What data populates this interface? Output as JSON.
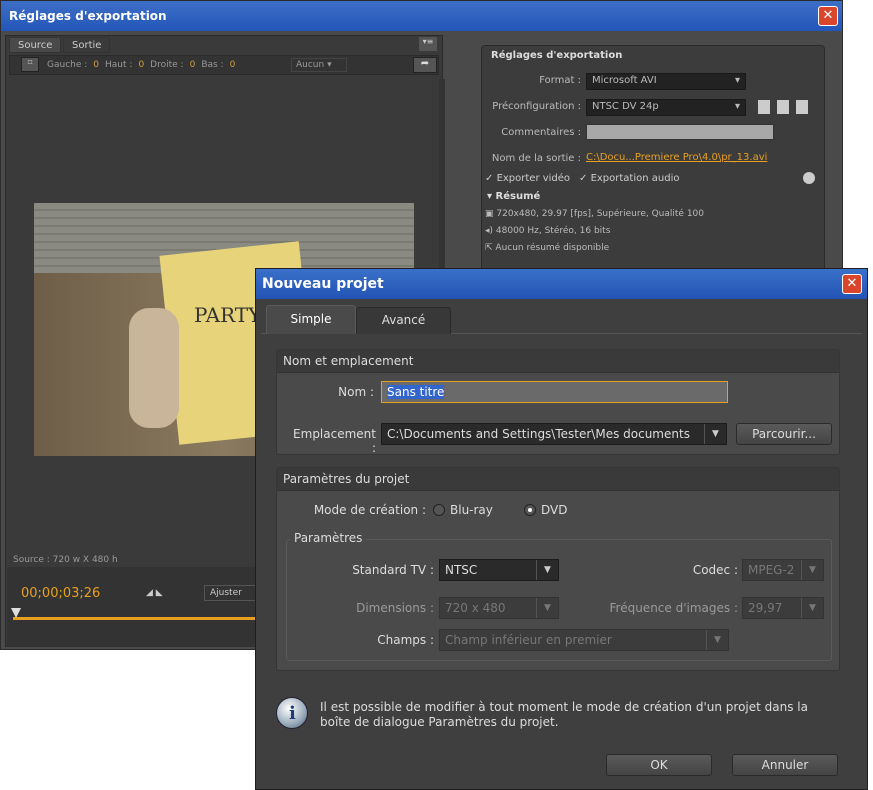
{
  "export": {
    "title": "Réglages d'exportation",
    "close": "✕",
    "tabs": [
      "Source",
      "Sortie"
    ],
    "crop": {
      "icon": "crop-icon",
      "left": "Gauche :",
      "left_val": "0",
      "top": "Haut :",
      "top_val": "0",
      "right": "Droite :",
      "right_val": "0",
      "bottom": "Bas :",
      "bottom_val": "0",
      "preset": "Aucun"
    },
    "source_info": "Source : 720 w X 480 h",
    "timecode": "00;00;03;26",
    "fit": "Ajuster",
    "panel_title": "Réglages d'exportation",
    "format_label": "Format :",
    "format_value": "Microsoft AVI",
    "preset_label": "Préconfiguration :",
    "preset_value": "NTSC DV 24p",
    "comments_label": "Commentaires :",
    "output_label": "Nom de la sortie :",
    "output_value": "C:\\Docu...Premiere Pro\\4.0\\pr_13.avi",
    "export_video": "Exporter vidéo",
    "export_audio": "Exportation audio",
    "summary": "Résumé",
    "summary_lines": [
      "720x480, 29.97 [fps], Supérieure, Qualité 100",
      "48000 Hz, Stéréo, 16 bits",
      "Aucun résumé disponible"
    ]
  },
  "dialog": {
    "title": "Nouveau projet",
    "close": "✕",
    "tabs": [
      "Simple",
      "Avancé"
    ],
    "loc_group": "Nom et emplacement",
    "name_label": "Nom :",
    "name_value": "Sans titre",
    "location_label": "Emplacement :",
    "location_value": "C:\\Documents and Settings\\Tester\\Mes documents",
    "browse": "Parcourir...",
    "proj_group": "Paramètres du projet",
    "mode_label": "Mode de création :",
    "mode_bluray": "Blu-ray",
    "mode_dvd": "DVD",
    "params_group": "Paramètres",
    "tv_label": "Standard TV :",
    "tv_value": "NTSC",
    "codec_label": "Codec :",
    "codec_value": "MPEG-2",
    "dim_label": "Dimensions :",
    "dim_value": "720 x 480",
    "fps_label": "Fréquence d'images :",
    "fps_value": "29,97",
    "fields_label": "Champs :",
    "fields_value": "Champ inférieur en premier",
    "info": "Il est possible de modifier à tout moment le mode de création d'un projet dans la boîte de dialogue Paramètres du projet.",
    "ok": "OK",
    "cancel": "Annuler"
  },
  "colors": {
    "accent": "#2356b8",
    "orange": "#e8a020"
  }
}
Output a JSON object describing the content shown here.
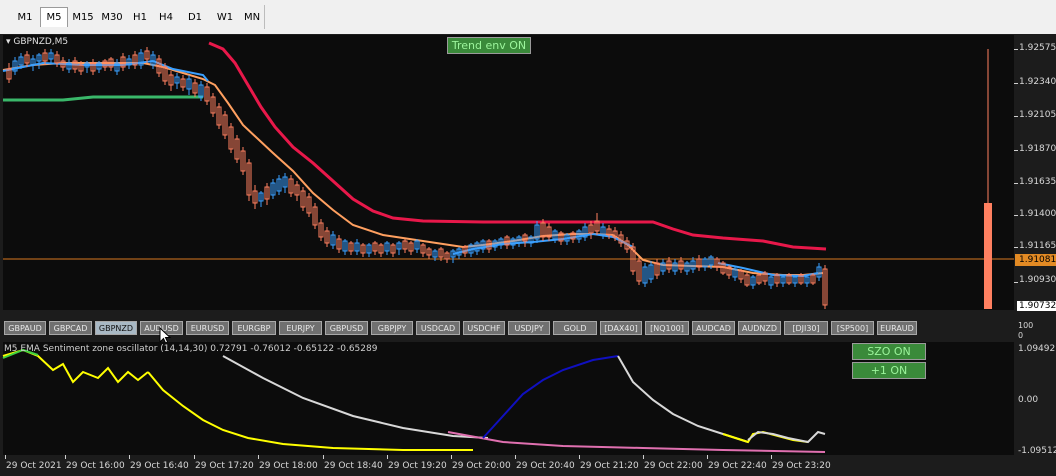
{
  "timeframes": [
    "M1",
    "M5",
    "M15",
    "M30",
    "H1",
    "H4",
    "D1",
    "W1",
    "MN"
  ],
  "active_timeframe": "M5",
  "chart": {
    "symbol_label": "GBPNZD,M5",
    "trend_env_label": "Trend env ON",
    "price_ticks": [
      "1.92575",
      "1.92340",
      "1.92105",
      "1.91870",
      "1.91635",
      "1.91400",
      "1.91165",
      "1.90930",
      "1.90732"
    ],
    "current_price": "1.91081"
  },
  "symbol_buttons": [
    "GBPAUD",
    "GBPCAD",
    "GBPNZD",
    "AUDUSD",
    "EURUSD",
    "EURGBP",
    "EURJPY",
    "GBPUSD",
    "GBPJPY",
    "USDCAD",
    "USDCHF",
    "USDJPY",
    "GOLD",
    "[DAX40]",
    "[NQ100]",
    "AUDCAD",
    "AUDNZD",
    "[DJI30]",
    "[SP500]",
    "EURAUD"
  ],
  "selected_symbol": "GBPNZD",
  "scale_gap": {
    "top": "100",
    "bottom": "0"
  },
  "oscillator": {
    "label": "M5 EMA Sentiment zone oscillator (14,14,30) 0.72791 -0.76012 -0.65122 -0.65289",
    "ticks": [
      "1.09492",
      "0.00",
      "-1.09512"
    ],
    "szo_label": "SZO ON",
    "plus_one_label": "+1 ON"
  },
  "time_labels": [
    "29 Oct 2021",
    "29 Oct 16:00",
    "29 Oct 16:40",
    "29 Oct 17:20",
    "29 Oct 18:00",
    "29 Oct 18:40",
    "29 Oct 19:20",
    "29 Oct 20:00",
    "29 Oct 20:40",
    "29 Oct 21:20",
    "29 Oct 22:00",
    "29 Oct 22:40",
    "29 Oct 23:20"
  ],
  "colors": {
    "env_upper": "#e8184a",
    "env_lower": "#3ab86a",
    "ema": "#ffa060",
    "price_line": "#d87820",
    "candle_bear": "#ff8060",
    "candle_bull": "#3aa0ff",
    "osc_grey": "#d8d8d8",
    "osc_yellow": "#ffff00",
    "osc_pink": "#e070b0",
    "osc_blue": "#1010c0",
    "osc_green": "#40d040"
  }
}
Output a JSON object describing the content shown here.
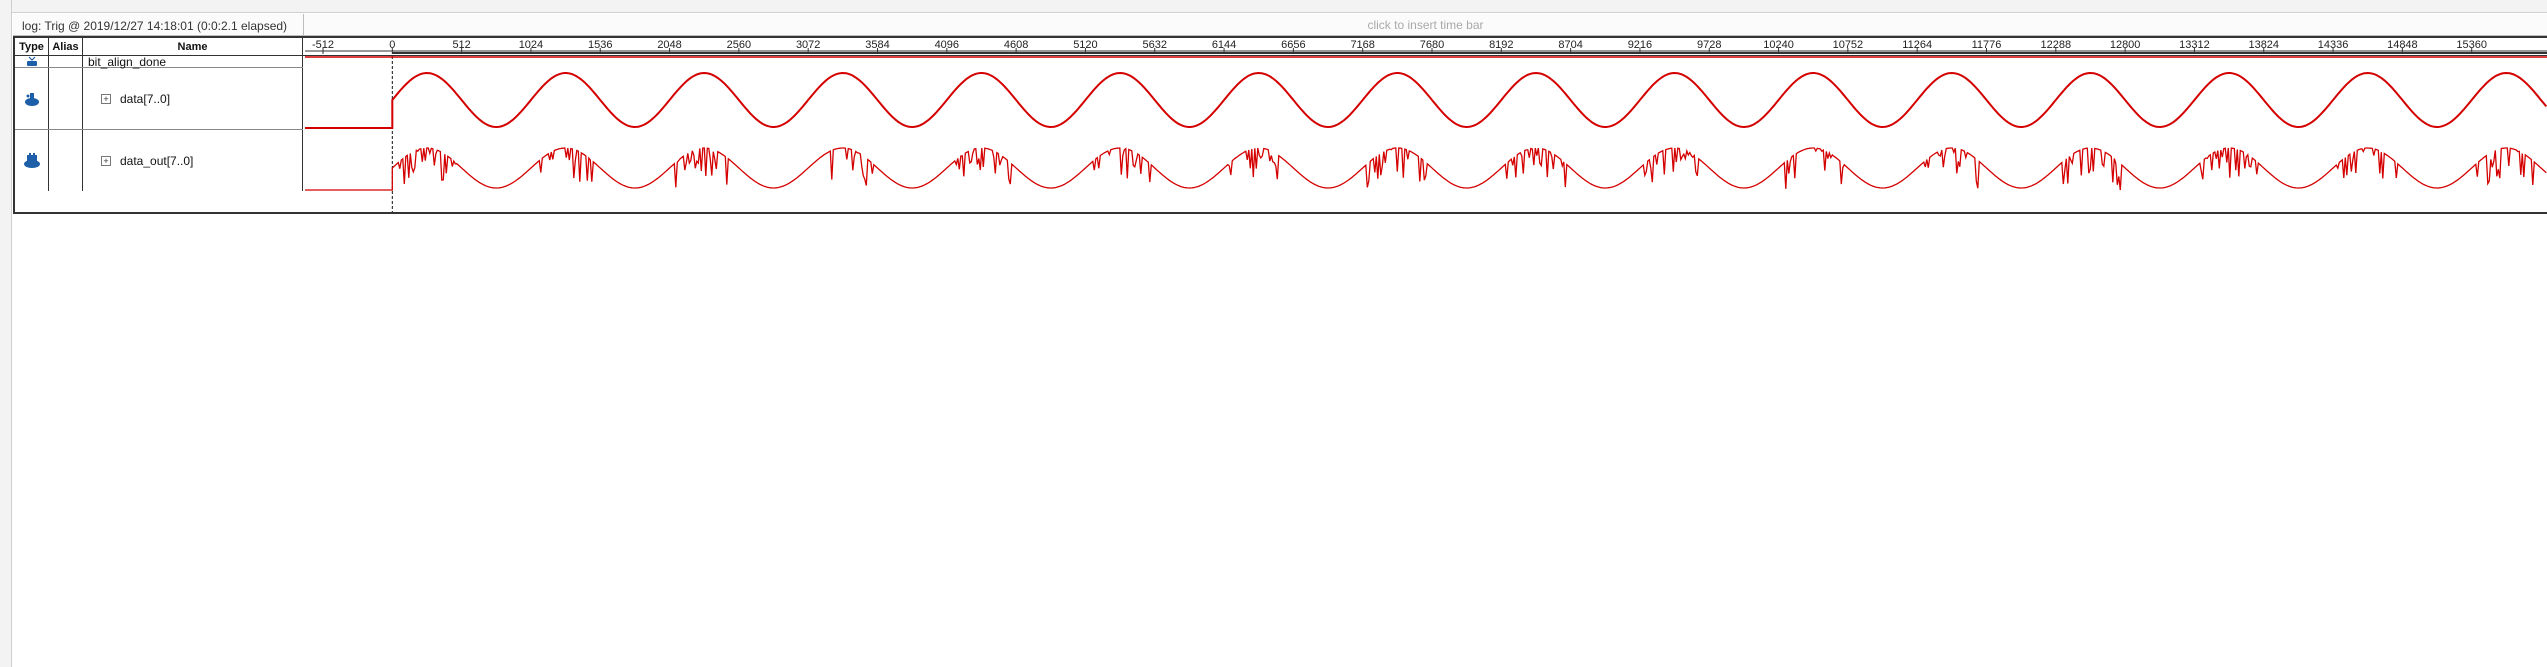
{
  "status": {
    "log_label": "log: Trig @ 2019/12/27 14:18:01 (0:0:2.1 elapsed)",
    "insert_time_bar": "click to insert time bar"
  },
  "columns": {
    "type": "Type",
    "alias": "Alias",
    "name": "Name"
  },
  "ruler": {
    "ticks": [
      "-512",
      "0",
      "512",
      "1024",
      "1536",
      "2048",
      "2560",
      "3072",
      "3584",
      "4096",
      "4608",
      "5120",
      "5632",
      "6144",
      "6656",
      "7168",
      "7680",
      "8192",
      "8704",
      "9216",
      "9728",
      "10240",
      "10752",
      "11264",
      "11776",
      "12288",
      "12800",
      "13312",
      "13824",
      "14336",
      "14848",
      "15360"
    ],
    "min": -512,
    "max": 15872,
    "trigger_at": 0
  },
  "signals": [
    {
      "name": "bit_align_done",
      "type_icon": "input-pin-icon",
      "expandable": false
    },
    {
      "name": "data[7..0]",
      "type_icon": "bus-icon",
      "expandable": true,
      "expander": "+"
    },
    {
      "name": "data_out[7..0]",
      "type_icon": "bus-output-icon",
      "expandable": true,
      "expander": "+"
    }
  ],
  "waveform": {
    "color": "#d40000",
    "data_period_samples": 1024,
    "data_out_period_samples": 1024,
    "bit_align_done_high_after": 0
  },
  "colors": {
    "wave": "#d40000",
    "grid_border": "#333333",
    "header_bg": "#fbfbfb"
  }
}
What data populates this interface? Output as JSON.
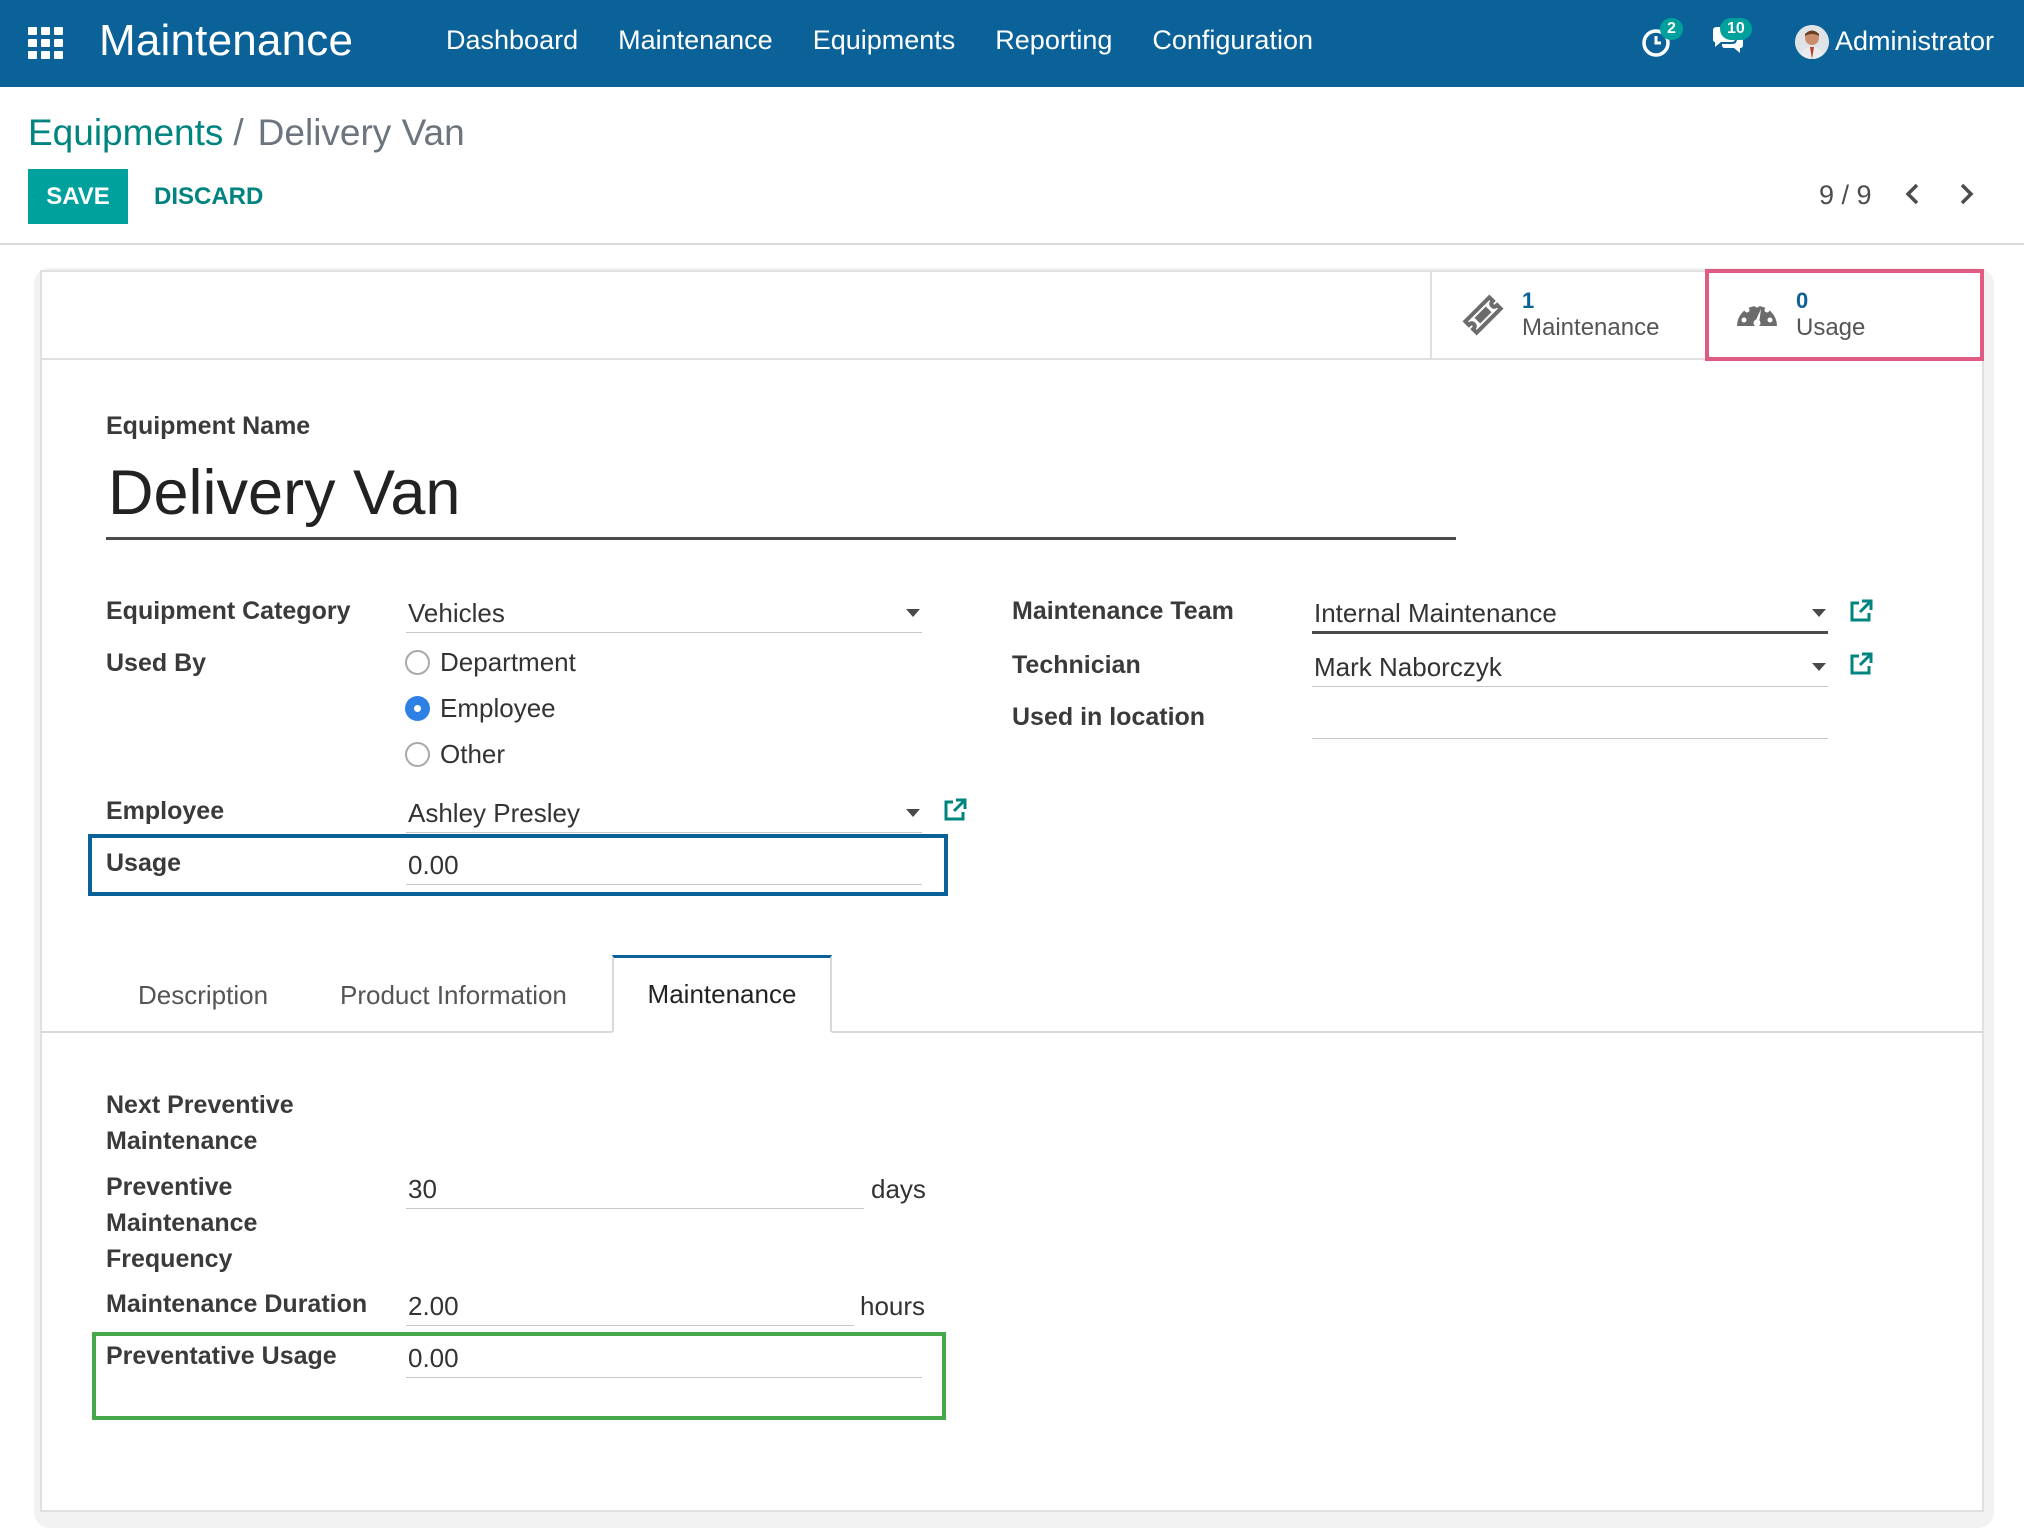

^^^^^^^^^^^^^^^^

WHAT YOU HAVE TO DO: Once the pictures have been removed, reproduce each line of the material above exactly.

REPLY:
What data populates this interface? Output as JSON.
{
  "export": {
    "title": "Réglages d'exportation",
    "close": "✕",
    "tabs": [
      "Source",
      "Sortie"
    ],
    "crop": {
      "icon": "crop-icon",
      "left": "Gauche :",
      "left_val": "0",
      "top": "Haut :",
      "top_val": "0",
      "right": "Droite :",
      "right_val": "0",
      "bottom": "Bas :",
      "bottom_val": "0",
      "preset": "Aucun"
    },
    "source_info": "Source : 720 w X 480 h",
    "timecode": "00;00;03;26",
    "fit": "Ajuster",
    "panel_title": "Réglages d'exportation",
    "format_label": "Format :",
    "format_value": "Microsoft AVI",
    "preset_label": "Préconfiguration :",
    "preset_value": "NTSC DV 24p",
    "comments_label": "Commentaires :",
    "output_label": "Nom de la sortie :",
    "output_value": "C:\\Docu...Premiere Pro\\4.0\\pr_13.avi",
    "export_video": "Exporter vidéo",
    "export_audio": "Exportation audio",
    "summary": "Résumé",
    "summary_lines": [
      "720x480, 29.97 [fps], Supérieure, Qualité 100",
      "48000 Hz, Stéréo, 16 bits",
      "Aucun résumé disponible"
    ]
  },
  "dialog": {
    "title": "Nouveau projet",
    "close": "✕",
    "tabs": [
      "Simple",
      "Avancé"
    ],
    "loc_group": "Nom et emplacement",
    "name_label": "Nom :",
    "name_value": "Sans titre",
    "location_label": "Emplacement :",
    "location_value": "C:\\Documents and Settings\\Tester\\Mes documents",
    "browse": "Parcourir...",
    "proj_group": "Paramètres du projet",
    "mode_label": "Mode de création :",
    "mode_bluray": "Blu-ray",
    "mode_dvd": "DVD",
    "params_group": "Paramètres",
    "tv_label": "Standard TV :",
    "tv_value": "NTSC",
    "codec_label": "Codec :",
    "codec_value": "MPEG-2",
    "dim_label": "Dimensions :",
    "dim_value": "720 x 480",
    "fps_label": "Fréquence d'images :",
    "fps_value": "29,97",
    "fields_label": "Champs :",
    "fields_value": "Champ inférieur en premier",
    "info": "Il est possible de modifier à tout moment le mode de création d'un projet dans la boîte de dialogue Paramètres du projet.",
    "ok": "OK",
    "cancel": "Annuler"
  },
  "colors": {
    "accent": "#2356b8",
    "orange": "#e8a020"
  }
}
Output a JSON object describing the content shown here.
{
  "timeframes": [
    "M1",
    "M5",
    "M15",
    "M30",
    "H1",
    "H4",
    "D1",
    "W1",
    "MN"
  ],
  "active_timeframe": "M5",
  "chart": {
    "symbol_label": "GBPNZD,M5",
    "trend_env_label": "Trend env ON",
    "price_ticks": [
      "1.92575",
      "1.92340",
      "1.92105",
      "1.91870",
      "1.91635",
      "1.91400",
      "1.91165",
      "1.90930",
      "1.90732"
    ],
    "current_price": "1.91081"
  },
  "symbol_buttons": [
    "GBPAUD",
    "GBPCAD",
    "GBPNZD",
    "AUDUSD",
    "EURUSD",
    "EURGBP",
    "EURJPY",
    "GBPUSD",
    "GBPJPY",
    "USDCAD",
    "USDCHF",
    "USDJPY",
    "GOLD",
    "[DAX40]",
    "[NQ100]",
    "AUDCAD",
    "AUDNZD",
    "[DJI30]",
    "[SP500]",
    "EURAUD"
  ],
  "selected_symbol": "GBPNZD",
  "scale_gap": {
    "top": "100",
    "bottom": "0"
  },
  "oscillator": {
    "label": "M5 EMA Sentiment zone oscillator (14,14,30) 0.72791 -0.76012 -0.65122 -0.65289",
    "ticks": [
      "1.09492",
      "0.00",
      "-1.09512"
    ],
    "szo_label": "SZO ON",
    "plus_one_label": "+1 ON"
  },
  "time_labels": [
    "29 Oct 2021",
    "29 Oct 16:00",
    "29 Oct 16:40",
    "29 Oct 17:20",
    "29 Oct 18:00",
    "29 Oct 18:40",
    "29 Oct 19:20",
    "29 Oct 20:00",
    "29 Oct 20:40",
    "29 Oct 21:20",
    "29 Oct 22:00",
    "29 Oct 22:40",
    "29 Oct 23:20"
  ],
  "colors": {
    "env_upper": "#e8184a",
    "env_lower": "#3ab86a",
    "ema": "#ffa060",
    "price_line": "#d87820",
    "candle_bear": "#ff8060",
    "candle_bull": "#3aa0ff",
    "osc_grey": "#d8d8d8",
    "osc_yellow": "#ffff00",
    "osc_pink": "#e070b0",
    "osc_blue": "#1010c0",
    "osc_green": "#40d040"
  }
}
Output a JSON object describing the content shown here.
{
  "status": {
    "log_label": "log: Trig @ 2019/12/27 14:18:01 (0:0:2.1 elapsed)",
    "insert_time_bar": "click to insert time bar"
  },
  "columns": {
    "type": "Type",
    "alias": "Alias",
    "name": "Name"
  },
  "ruler": {
    "ticks": [
      "-512",
      "0",
      "512",
      "1024",
      "1536",
      "2048",
      "2560",
      "3072",
      "3584",
      "4096",
      "4608",
      "5120",
      "5632",
      "6144",
      "6656",
      "7168",
      "7680",
      "8192",
      "8704",
      "9216",
      "9728",
      "10240",
      "10752",
      "11264",
      "11776",
      "12288",
      "12800",
      "13312",
      "13824",
      "14336",
      "14848",
      "15360"
    ],
    "min": -512,
    "max": 15872,
    "trigger_at": 0
  },
  "signals": [
    {
      "name": "bit_align_done",
      "type_icon": "input-pin-icon",
      "expandable": false
    },
    {
      "name": "data[7..0]",
      "type_icon": "bus-icon",
      "expandable": true,
      "expander": "+"
    },
    {
      "name": "data_out[7..0]",
      "type_icon": "bus-output-icon",
      "expandable": true,
      "expander": "+"
    }
  ],
  "waveform": {
    "color": "#d40000",
    "data_period_samples": 1024,
    "data_out_period_samples": 1024,
    "bit_align_done_high_after": 0
  },
  "colors": {
    "wave": "#d40000",
    "grid_border": "#333333",
    "header_bg": "#fbfbfb"
  }
}
What data populates this interface? Output as JSON.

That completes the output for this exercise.